I think most people in the Western world would agree that Netflix is an obsession.
It’s readily accessible, it has varied content, it’s easy, it’s something for any size of group, and of course, it’s addictive.
I’ve watched a lot of Netflix since I got my account in Seattle. Programming, documentaries, and films I’d never known existed were suddenly at my fingertips. I had a bad day? No worries. I could snuggle under a blanket with my laptop to watch something for my queue without trying various streaming platforms to find something that appealed. When I injured my back, Netflix was my saving grace. I hurt too badly to focus on reading much, and so various films and television shows kept me from losing my mind.

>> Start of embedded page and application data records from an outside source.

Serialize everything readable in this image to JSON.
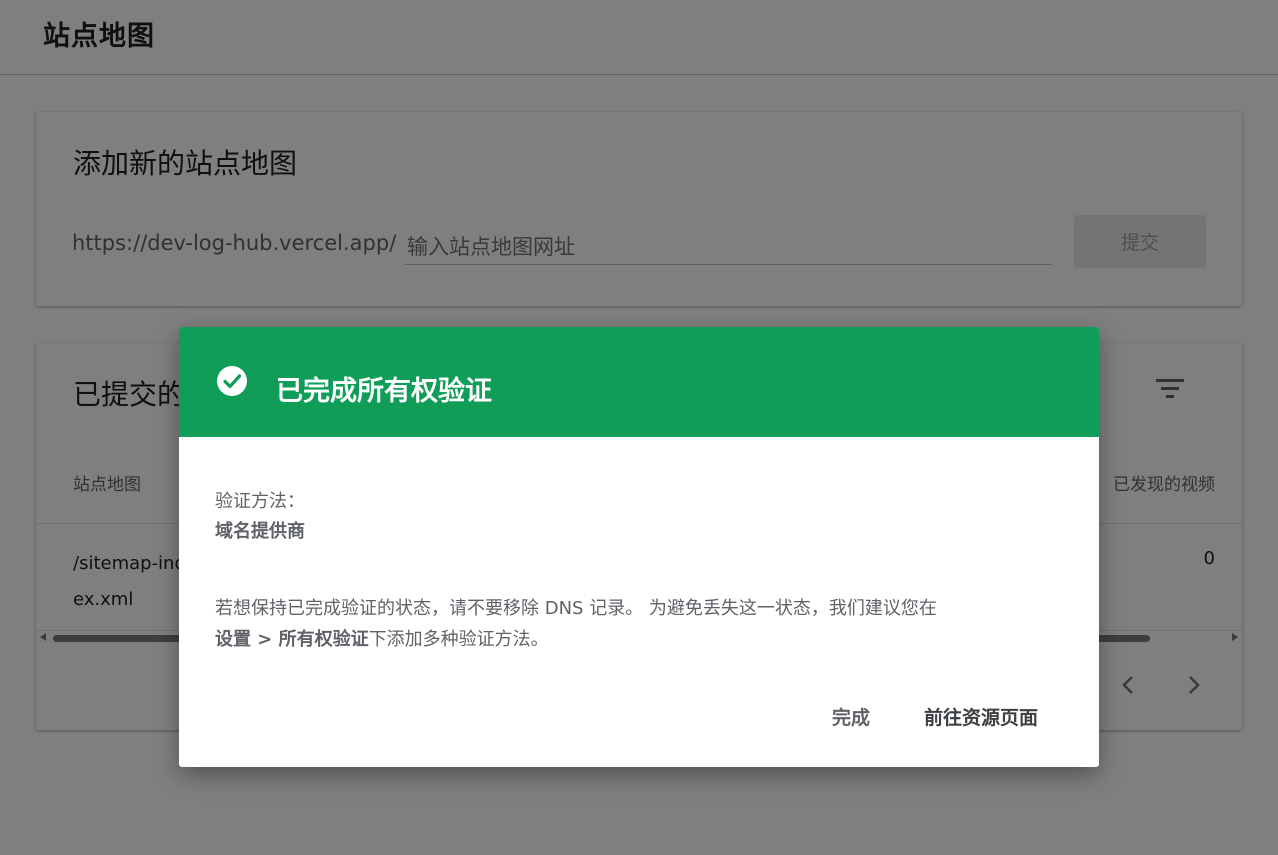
{
  "page": {
    "title": "站点地图"
  },
  "add_card": {
    "title": "添加新的站点地图",
    "url_prefix": "https://dev-log-hub.vercel.app/",
    "input_placeholder": "输入站点地图网址",
    "submit_label": "提交"
  },
  "list_card": {
    "title": "已提交的",
    "columns": {
      "sitemap": "站点地图",
      "videos": "已发现的视频"
    },
    "rows": [
      {
        "sitemap": "/sitemap-index.xml",
        "videos": "0"
      }
    ],
    "icons": {
      "filter": "filter-icon",
      "prev": "chevron-left-icon",
      "next": "chevron-right-icon"
    }
  },
  "dialog": {
    "title": "已完成所有权验证",
    "header_color": "#0f9d58",
    "icon": "check-circle-icon",
    "method_label": "验证方法：",
    "method_value": "域名提供商",
    "message_part1": "若想保持已完成验证的状态，请不要移除 DNS 记录。 为避免丢失这一状态，我们建议您在",
    "message_bold": "设置 > 所有权验证",
    "message_part2": "下添加多种验证方法。",
    "done_label": "完成",
    "goto_label": "前往资源页面"
  }
}
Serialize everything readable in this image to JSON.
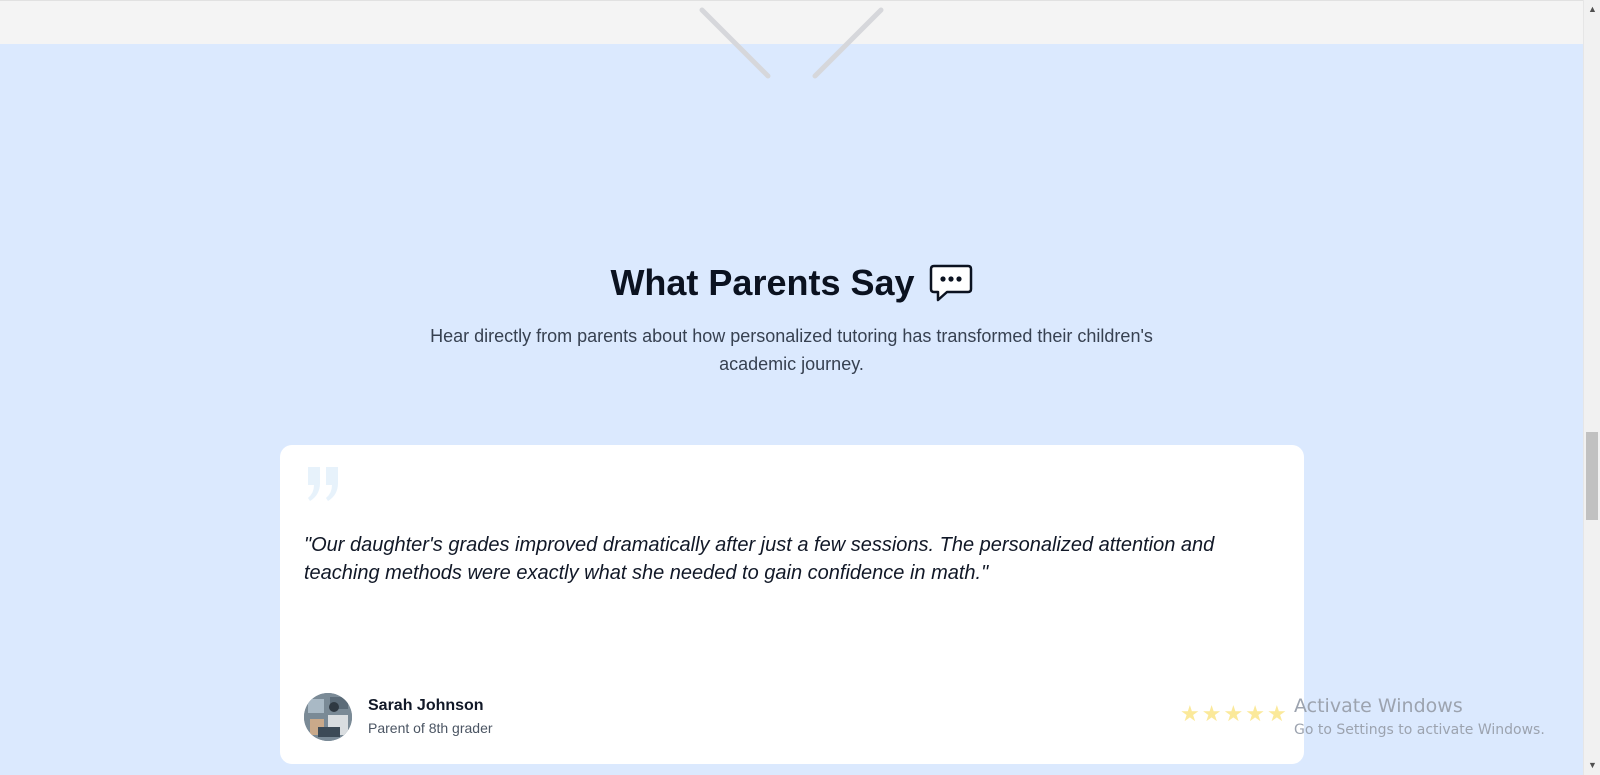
{
  "section": {
    "title": "What Parents Say",
    "subtitle": "Hear directly from parents about how personalized tutoring has transformed their children's academic journey."
  },
  "testimonial": {
    "quote": "\"Our daughter's grades improved dramatically after just a few sessions. The personalized attention and teaching methods were exactly what she needed to gain confidence in math.\"",
    "author_name": "Sarah Johnson",
    "author_role": "Parent of 8th grader",
    "rating": 5,
    "rating_max": 5
  },
  "stars": [
    "★",
    "★",
    "★",
    "★",
    "★"
  ],
  "watermark": {
    "title": "Activate Windows",
    "subtitle": "Go to Settings to activate Windows."
  },
  "scrollbar": {
    "up_arrow": "▲",
    "down_arrow": "▼"
  },
  "icons": {
    "section_icon": "speech-bubble-icon",
    "quote_icon": "quote-mark-icon",
    "top_icon": "chevron-down-icon"
  },
  "colors": {
    "section_background": "#dbe9fe",
    "card_background": "#ffffff",
    "heading": "#0b1220",
    "star": "#fbe99a"
  }
}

While I was in England I watched scores of foreign films, especially Bollywood. I was, of course, dating a Pakistani at the time, so those held a special fascination for me. Jodha Akbar quickly became one of my favorite movies with its music by the legendary A.R. Rahman, the period costumes, and the chemistry between the lead actors, Aishwarya Rai and Hrithik Roshan. The music was integrated beautifully into the story, and it didn’t hurt that the couple in the film were also interfaith. I watched loads of Doctor Who, Sherlock (multiple times), and Bones, and I also caught up on horrible rom coms I’d passed by during college.
After we got married and relocated to America we started watching series. Parks and Recreation was the first (and, arguably, the best), 30 Rock, and How I Met Your Mother, and we’re now going though House of Cards. We also found copies of back episodes of Rome, The Big Bang Theory, and Modern Family. It’s an escape for me after work, and I think after his many, many long hours in England he needed something relaxing to do after his (thankfully shorter) workdays here.
I have noticed that I feel like my tastes have gotten simpler. I don’t read as much even since the initial pain has either subsided enough or my tolerance has increased. I can’t get into dramatic, more highbrow series or films as I used to. I think perhaps my brain is just so exhausted from the pain all the time that it can’t process as it once did, and my attention doesn’t get as well captured by slow-moving storylines.
I suppose my only silver lining in noticing that change in my capacity and preference for entertainment is that at least something does entertain me, and at least I can escape. There’s nothing quite like changing into my fleece sweatpants, a comfy t-shirt, and snuggling under my heated throw with my cat and dog on the couch. There’s something so comforting about that scenario, especially when I’ve got a cup of tea and a chortling husband next to me. (It’s hygge, but that’s another post.) Whatever helps me get from one day to the next I will accept gladly.